Agassiz always worked at high tension and he had had several warnings of ill health, the most serious being a cerebral hemorrhage which temporarily impaired his speech and kept him in bed for many months. That was in 1869, and he had recovered. But one day in December, 1873, he went to his laboratory feeling “strangely asleep.” He returned home earlier than usual and lay down on the couch in his study. Soon losing consciousness, he died December 14, at the age of sixty-six.
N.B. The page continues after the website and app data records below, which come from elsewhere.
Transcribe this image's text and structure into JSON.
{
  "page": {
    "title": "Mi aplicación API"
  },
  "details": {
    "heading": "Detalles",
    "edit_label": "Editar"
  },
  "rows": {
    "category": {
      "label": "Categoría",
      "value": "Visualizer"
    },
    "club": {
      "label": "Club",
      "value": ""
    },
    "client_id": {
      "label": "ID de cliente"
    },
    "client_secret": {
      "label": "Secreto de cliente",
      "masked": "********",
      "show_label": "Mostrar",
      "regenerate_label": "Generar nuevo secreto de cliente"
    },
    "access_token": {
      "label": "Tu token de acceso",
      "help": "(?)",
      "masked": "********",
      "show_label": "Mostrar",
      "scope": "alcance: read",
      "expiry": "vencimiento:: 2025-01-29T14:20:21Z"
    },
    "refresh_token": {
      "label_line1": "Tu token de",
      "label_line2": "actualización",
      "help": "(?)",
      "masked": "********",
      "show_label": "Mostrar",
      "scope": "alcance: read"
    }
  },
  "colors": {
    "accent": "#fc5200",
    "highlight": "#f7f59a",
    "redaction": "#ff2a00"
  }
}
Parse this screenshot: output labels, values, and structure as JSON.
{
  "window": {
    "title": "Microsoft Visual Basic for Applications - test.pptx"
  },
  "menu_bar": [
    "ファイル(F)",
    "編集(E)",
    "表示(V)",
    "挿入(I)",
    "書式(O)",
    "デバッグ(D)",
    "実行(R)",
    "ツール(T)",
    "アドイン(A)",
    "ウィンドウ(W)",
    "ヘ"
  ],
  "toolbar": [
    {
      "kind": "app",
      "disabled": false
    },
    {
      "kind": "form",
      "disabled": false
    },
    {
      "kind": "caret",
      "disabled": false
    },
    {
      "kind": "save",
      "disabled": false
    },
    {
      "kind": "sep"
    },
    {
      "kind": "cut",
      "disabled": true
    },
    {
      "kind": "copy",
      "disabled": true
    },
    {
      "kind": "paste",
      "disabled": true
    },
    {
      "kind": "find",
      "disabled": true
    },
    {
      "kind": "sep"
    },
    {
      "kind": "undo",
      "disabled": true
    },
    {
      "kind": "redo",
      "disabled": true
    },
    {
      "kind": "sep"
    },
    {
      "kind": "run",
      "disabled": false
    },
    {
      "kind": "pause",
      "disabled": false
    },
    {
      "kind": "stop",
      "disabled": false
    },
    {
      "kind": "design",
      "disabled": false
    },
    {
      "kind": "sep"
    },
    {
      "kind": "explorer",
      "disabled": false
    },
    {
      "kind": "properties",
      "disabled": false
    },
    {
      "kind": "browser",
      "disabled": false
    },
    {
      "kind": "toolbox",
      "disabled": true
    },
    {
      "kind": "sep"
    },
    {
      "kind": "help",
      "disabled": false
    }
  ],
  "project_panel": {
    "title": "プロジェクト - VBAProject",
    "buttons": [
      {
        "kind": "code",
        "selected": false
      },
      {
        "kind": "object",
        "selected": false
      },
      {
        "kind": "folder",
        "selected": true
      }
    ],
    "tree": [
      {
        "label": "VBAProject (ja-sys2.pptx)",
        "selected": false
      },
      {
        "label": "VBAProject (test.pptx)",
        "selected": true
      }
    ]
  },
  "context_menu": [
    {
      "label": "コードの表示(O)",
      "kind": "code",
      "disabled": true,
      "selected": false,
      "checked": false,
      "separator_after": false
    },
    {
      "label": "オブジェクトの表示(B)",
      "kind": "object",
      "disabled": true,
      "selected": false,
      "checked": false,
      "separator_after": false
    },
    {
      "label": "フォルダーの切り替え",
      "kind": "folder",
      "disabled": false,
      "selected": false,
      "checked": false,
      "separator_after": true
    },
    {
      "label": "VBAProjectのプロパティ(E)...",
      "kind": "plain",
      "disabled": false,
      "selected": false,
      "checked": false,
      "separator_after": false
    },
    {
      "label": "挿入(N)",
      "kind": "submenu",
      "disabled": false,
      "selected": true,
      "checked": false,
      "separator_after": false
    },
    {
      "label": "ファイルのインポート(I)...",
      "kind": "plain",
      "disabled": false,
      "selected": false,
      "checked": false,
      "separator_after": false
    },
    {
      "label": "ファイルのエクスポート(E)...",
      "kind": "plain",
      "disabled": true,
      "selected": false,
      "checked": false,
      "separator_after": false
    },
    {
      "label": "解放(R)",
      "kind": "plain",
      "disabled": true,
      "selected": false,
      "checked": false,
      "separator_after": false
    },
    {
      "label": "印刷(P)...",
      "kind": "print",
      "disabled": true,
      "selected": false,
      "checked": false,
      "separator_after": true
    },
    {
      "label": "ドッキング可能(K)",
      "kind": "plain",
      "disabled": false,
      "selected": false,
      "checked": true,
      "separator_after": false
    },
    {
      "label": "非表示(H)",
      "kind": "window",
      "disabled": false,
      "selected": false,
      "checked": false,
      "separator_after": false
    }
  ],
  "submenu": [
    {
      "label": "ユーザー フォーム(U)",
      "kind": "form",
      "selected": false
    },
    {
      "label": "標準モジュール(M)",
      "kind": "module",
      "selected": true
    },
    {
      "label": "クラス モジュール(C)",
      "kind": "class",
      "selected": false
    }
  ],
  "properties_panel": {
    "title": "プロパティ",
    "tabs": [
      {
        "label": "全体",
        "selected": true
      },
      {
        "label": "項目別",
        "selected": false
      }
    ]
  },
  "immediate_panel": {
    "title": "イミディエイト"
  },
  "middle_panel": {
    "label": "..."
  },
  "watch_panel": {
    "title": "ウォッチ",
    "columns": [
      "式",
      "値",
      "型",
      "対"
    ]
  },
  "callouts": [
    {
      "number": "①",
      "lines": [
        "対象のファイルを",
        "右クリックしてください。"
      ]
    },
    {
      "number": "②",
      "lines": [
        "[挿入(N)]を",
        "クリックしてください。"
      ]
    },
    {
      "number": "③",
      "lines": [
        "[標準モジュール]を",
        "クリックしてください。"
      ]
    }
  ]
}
“Men who have made their mark in the history of science, disappear from the history of the very center where they have been most active.” So said Agassiz’s son, himself a scientist of high repute. But it was Louis Agassiz, the man, whom people remembered. The poets who knew him—Longfellow, Whittier, Emerson, and Lowell—all tried to express what this warm-hearted human being had meant to them. Longfellow remembered him “in life’s rich noon-tide, joyous, debonaire.” To Whittier he was always “hopeful, trustful, full of cheer.” James Russell Lowell memorialized Agassiz in more than five hundred lines, but came closest to catching the essence of the man in eleven words:

“His magic was not far to seek,—/ He was so human!”